We released 2016’s Best Big Cities to Live and Work as a Moviemaker yesterday; today we announce our 10 top Small Cities and Towns, combined this year into a single list.
Used to be if you wanted to work in the movies there were only a couple of places to be, kid. No longer: In 2016 you can audition actors in Tokyo via Skype, then upload your projects to Dropbox and send them to New York for instant review while still in your jammies. What’s more, if you build it, they really will come; cities around the country that have invested in large-scale production are drawing Hollywood shoots to their home turf in growing numbers, affording moviemakers the opportunity to explore a spectrum of lifestyles, cultures, and communities. So the question is more pervasive than ever: Where to?
In our continuing mission to make the lives of independent moviemakers even better, we take time each year to spotlight the most promising and fertile places in the country to put down roots. We scour the nation, poll film commissions, trawl through data, and interview moviemakers in hundreds of localities. Because there are so many variables endemic to comparing the Big Apple with Orange County, for example, we assembled the rankings based on the following factors: Film Production in 2015 (shooting days, number of productions, dollars generated), Film Community and Culture (film schools, festivals, independent theaters, film organizations), Access to Equipment and Facilities, Tax Incentives, Cost of Living, and a General category that encapsulates lifestyle, weather and transportation.

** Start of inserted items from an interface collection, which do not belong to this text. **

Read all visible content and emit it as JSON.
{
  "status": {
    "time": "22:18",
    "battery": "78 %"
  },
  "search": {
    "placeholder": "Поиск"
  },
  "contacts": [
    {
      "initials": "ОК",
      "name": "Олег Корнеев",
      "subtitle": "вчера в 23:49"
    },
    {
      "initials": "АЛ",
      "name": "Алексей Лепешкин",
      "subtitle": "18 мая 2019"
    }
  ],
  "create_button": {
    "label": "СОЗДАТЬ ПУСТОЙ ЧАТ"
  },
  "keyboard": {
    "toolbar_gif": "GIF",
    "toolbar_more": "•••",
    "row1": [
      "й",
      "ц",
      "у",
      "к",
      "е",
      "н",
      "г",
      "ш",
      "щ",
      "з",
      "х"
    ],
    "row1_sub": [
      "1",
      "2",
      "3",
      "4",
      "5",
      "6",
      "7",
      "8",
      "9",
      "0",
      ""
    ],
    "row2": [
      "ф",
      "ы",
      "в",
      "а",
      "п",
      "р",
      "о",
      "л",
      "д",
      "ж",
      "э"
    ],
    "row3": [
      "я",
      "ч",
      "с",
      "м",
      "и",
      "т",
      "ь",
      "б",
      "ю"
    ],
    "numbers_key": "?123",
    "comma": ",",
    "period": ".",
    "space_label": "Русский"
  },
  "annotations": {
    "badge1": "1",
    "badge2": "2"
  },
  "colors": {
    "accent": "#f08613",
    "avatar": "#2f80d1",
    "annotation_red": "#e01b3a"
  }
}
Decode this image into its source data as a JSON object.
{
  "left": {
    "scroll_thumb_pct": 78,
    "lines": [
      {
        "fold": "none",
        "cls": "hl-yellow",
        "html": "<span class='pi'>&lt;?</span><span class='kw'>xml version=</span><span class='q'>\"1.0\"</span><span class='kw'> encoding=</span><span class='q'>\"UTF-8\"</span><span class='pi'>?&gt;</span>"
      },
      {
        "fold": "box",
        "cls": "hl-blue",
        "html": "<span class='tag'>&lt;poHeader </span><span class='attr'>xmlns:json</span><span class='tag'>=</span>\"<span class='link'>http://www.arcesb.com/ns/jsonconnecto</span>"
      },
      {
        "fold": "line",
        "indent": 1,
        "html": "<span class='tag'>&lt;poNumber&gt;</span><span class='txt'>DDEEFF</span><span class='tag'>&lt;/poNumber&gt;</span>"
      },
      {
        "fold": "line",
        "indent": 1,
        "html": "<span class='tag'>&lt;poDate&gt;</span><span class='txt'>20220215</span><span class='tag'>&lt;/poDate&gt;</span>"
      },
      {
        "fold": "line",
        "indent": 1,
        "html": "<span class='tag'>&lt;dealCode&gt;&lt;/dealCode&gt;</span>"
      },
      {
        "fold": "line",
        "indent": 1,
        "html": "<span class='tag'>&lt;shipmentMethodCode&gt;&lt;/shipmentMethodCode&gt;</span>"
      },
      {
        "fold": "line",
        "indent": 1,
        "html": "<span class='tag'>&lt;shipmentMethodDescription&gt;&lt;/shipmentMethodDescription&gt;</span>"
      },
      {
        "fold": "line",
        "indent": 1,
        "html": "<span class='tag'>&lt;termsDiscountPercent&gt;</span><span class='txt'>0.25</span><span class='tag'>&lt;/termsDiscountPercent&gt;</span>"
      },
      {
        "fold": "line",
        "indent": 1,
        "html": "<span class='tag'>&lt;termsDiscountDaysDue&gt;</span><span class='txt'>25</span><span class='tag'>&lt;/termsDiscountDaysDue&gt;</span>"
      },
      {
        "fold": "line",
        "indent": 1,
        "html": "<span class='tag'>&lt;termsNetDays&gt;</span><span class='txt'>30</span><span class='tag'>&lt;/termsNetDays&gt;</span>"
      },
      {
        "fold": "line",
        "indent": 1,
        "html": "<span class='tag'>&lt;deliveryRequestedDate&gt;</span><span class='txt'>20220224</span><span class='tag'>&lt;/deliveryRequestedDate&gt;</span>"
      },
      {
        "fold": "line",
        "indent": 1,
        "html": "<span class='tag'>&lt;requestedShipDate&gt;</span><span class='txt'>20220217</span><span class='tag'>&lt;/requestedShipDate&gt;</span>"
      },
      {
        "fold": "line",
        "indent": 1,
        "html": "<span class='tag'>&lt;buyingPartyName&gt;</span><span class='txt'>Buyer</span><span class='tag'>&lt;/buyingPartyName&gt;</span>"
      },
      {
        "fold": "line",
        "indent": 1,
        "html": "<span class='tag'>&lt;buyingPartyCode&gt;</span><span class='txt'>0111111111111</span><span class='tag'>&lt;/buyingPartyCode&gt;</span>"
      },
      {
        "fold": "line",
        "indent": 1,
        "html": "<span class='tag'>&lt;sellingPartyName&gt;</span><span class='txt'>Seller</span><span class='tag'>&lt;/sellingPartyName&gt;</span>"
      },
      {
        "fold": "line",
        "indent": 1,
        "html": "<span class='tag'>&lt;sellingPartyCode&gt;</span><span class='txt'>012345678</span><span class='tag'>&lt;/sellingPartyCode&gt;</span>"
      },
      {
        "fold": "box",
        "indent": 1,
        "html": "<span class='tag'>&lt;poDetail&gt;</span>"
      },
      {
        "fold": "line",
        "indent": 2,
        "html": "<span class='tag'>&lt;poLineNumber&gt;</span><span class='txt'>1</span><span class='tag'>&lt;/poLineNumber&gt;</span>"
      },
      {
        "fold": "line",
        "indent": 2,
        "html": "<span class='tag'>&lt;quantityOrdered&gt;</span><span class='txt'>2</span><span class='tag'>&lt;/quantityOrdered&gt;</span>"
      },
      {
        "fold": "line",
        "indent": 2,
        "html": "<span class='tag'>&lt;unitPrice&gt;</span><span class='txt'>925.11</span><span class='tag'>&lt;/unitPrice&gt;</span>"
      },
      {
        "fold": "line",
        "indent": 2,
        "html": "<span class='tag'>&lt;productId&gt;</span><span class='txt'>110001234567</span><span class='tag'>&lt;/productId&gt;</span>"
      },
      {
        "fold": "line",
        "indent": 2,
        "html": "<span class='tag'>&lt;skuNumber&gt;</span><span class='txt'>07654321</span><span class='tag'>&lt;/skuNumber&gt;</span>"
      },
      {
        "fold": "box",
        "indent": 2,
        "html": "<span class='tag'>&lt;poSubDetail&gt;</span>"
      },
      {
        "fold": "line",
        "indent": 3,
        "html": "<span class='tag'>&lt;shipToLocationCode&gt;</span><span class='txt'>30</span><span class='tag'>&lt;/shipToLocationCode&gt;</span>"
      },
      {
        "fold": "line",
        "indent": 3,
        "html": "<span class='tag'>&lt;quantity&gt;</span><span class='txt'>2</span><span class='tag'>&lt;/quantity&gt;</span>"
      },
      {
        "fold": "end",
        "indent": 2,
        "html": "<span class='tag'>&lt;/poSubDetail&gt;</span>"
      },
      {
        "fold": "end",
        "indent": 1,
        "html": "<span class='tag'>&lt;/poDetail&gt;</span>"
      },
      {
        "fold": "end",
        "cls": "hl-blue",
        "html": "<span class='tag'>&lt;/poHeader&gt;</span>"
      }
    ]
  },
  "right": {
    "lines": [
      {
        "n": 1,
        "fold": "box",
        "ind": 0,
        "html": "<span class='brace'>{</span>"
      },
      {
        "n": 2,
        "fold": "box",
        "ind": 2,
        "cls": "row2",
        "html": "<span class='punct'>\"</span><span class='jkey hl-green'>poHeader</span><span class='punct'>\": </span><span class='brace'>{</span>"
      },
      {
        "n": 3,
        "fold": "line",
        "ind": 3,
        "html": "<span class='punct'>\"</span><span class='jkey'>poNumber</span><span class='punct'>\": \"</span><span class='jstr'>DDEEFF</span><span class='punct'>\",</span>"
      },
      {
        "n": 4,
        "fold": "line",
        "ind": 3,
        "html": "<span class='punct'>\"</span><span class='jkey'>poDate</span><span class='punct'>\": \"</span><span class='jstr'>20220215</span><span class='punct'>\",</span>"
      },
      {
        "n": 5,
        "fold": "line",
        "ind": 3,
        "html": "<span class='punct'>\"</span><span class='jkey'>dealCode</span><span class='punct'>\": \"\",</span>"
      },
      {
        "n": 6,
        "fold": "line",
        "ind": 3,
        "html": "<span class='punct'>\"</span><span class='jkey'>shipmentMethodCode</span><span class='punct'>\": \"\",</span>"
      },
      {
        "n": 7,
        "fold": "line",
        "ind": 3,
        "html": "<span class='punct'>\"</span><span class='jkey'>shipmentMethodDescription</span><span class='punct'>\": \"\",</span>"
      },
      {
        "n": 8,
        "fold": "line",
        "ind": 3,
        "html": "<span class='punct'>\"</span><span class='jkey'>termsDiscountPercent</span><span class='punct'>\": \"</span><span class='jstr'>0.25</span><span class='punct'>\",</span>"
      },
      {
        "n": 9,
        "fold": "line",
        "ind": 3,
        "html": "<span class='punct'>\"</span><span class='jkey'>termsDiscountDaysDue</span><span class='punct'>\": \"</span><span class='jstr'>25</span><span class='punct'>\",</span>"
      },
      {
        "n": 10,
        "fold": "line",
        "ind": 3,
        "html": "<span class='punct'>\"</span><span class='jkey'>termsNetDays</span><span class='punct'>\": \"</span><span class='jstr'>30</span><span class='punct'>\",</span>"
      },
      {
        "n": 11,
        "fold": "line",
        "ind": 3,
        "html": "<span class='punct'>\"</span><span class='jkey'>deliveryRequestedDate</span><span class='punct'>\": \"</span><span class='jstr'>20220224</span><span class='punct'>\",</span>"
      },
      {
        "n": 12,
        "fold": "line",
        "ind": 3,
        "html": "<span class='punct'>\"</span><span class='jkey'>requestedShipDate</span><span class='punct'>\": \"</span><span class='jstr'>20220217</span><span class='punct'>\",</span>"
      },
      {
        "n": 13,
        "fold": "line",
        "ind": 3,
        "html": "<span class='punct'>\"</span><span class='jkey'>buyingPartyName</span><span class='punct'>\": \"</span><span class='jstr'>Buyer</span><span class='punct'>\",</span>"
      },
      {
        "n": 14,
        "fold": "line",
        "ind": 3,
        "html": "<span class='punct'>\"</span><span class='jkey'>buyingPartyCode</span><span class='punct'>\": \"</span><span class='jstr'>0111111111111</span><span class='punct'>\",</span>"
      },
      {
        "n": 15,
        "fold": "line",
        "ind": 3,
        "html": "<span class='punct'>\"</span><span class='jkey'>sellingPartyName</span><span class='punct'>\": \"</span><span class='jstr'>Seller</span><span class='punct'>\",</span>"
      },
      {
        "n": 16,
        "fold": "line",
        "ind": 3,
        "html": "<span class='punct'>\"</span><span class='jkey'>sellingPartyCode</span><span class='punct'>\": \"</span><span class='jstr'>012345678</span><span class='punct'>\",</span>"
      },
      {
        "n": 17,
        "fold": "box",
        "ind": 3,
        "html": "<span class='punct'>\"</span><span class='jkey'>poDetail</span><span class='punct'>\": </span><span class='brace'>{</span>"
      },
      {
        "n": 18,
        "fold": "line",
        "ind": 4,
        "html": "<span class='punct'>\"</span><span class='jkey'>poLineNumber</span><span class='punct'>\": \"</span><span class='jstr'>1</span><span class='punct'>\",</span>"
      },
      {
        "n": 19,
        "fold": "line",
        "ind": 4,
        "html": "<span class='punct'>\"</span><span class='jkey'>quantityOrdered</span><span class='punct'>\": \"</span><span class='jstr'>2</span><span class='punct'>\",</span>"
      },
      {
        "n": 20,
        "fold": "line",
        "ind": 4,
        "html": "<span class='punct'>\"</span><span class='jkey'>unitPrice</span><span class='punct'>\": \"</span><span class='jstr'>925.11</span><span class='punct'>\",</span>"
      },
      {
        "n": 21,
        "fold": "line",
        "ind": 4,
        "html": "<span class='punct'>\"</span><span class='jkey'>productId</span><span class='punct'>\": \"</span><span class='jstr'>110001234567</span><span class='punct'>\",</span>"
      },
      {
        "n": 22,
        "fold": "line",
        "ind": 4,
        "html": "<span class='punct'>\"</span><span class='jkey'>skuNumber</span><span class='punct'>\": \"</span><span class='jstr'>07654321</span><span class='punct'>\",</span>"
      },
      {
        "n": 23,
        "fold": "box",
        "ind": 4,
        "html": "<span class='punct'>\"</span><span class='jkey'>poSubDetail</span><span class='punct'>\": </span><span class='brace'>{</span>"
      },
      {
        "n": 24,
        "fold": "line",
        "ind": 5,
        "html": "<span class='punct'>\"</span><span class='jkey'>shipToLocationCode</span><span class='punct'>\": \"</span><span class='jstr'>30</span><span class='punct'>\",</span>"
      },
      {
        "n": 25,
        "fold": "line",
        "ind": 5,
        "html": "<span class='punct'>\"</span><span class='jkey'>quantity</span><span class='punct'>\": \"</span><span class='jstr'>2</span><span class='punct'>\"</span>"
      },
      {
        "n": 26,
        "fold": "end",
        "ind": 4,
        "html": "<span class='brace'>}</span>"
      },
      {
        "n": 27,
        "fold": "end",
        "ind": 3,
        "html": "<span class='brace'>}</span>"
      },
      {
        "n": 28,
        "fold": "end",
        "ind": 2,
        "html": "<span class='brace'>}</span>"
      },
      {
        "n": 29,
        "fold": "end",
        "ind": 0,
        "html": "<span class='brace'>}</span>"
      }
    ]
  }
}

As per recent tradition, we put together a standalone list of 10 big cities (pop. 400,000 and up), but this year we combined small cities (pop. 100,000 to 400,000) and towns (pop. 100,000 and under) into a single list, also of 10. (Note: To maintain uniformity across our rankings, we measured population by the city proper, and not the surrounding metro areas.) We hope that whatever you’re looking for, these two lists convey the best of the places where you, the future of American cinema, can live well and make your home a wellspring for your cinematic ambitions. Welcome to your next adventure.
1. Savannah, Georgia
With its distinctive greenery and romantic neighborhoods, little Savannah wins big. The year 2015 was something of a banner production year for the city, which hosted 90 professional projects, such as Adam Sandler-starrer The Do Over, Marc Webb’s Gifted and three Sundance 2016 features: Nate Parker’s The Birth of a Nation, Antonio Campos’ Christine, which also shot in New York, and Clea Duvall’s The Intervention.
Sure, the famed Georgian incentives are paying off here, with that juicy 30 percent transferable tax credit. Features that have budgets of over $2 million and meet Savannah’s $500,000-minimum local spend requirement get an 10 percent additional cash rebate. There’s also an incentive designed to increase the local crew base, offering up to $2,000 reimbursement on moving costs to experienced personnel relocating to Savannah.
In addition to the excellent Savannah Film Festival and some smaller fests, this July sees the debut of the Big River Film Festival in Savannah. The city boasts several professional film organizations and, as home to the Savannah College of Art and Design, sees plenty of film students eager for work. We spoke to Seth F. Johnson, a recent SCAD grad with a BFA in Film and Television, who is working on a film that will air on TV One.
“There is a fantastic group of filmmakers already living here,” he says. “When I got on my current set, I already knew about a third of the crew. The Savannah Film Office has always been very accommodating, and even took the time to help me find locations while I was an undergraduate. On this film, they have been able to assist me with arranging picture cars, shutting down streets, and even notifying the Coast Guard about our need to fire a flare gun.”
Johnson also loves Savannah’s rich visual possibilities, including the nation’s largest historical district, an urban evergreen forest and boundless coastal and rural settings. “In February of 2015, I directed a short film called ‘One Traveler Too Many,’ which I shot in the historic district. Since the film was set in the 1890s, I was able to utilize the brick roads and the old Victorian homes. Then, in summer, I shot a short drama about three young adults on a sailing adventure called ‘Death of a Dream.’ I only had to travel 15 minutes down the road, and I was able to film in the marsh and in and around the islands.”
With its low cost of living, comfortable small-town vibes and serious focus on moviemaking, Savannah is doing many things right. As Johnson adds, “Being able to graduate and immediately have an income in the industry is pretty awesome!”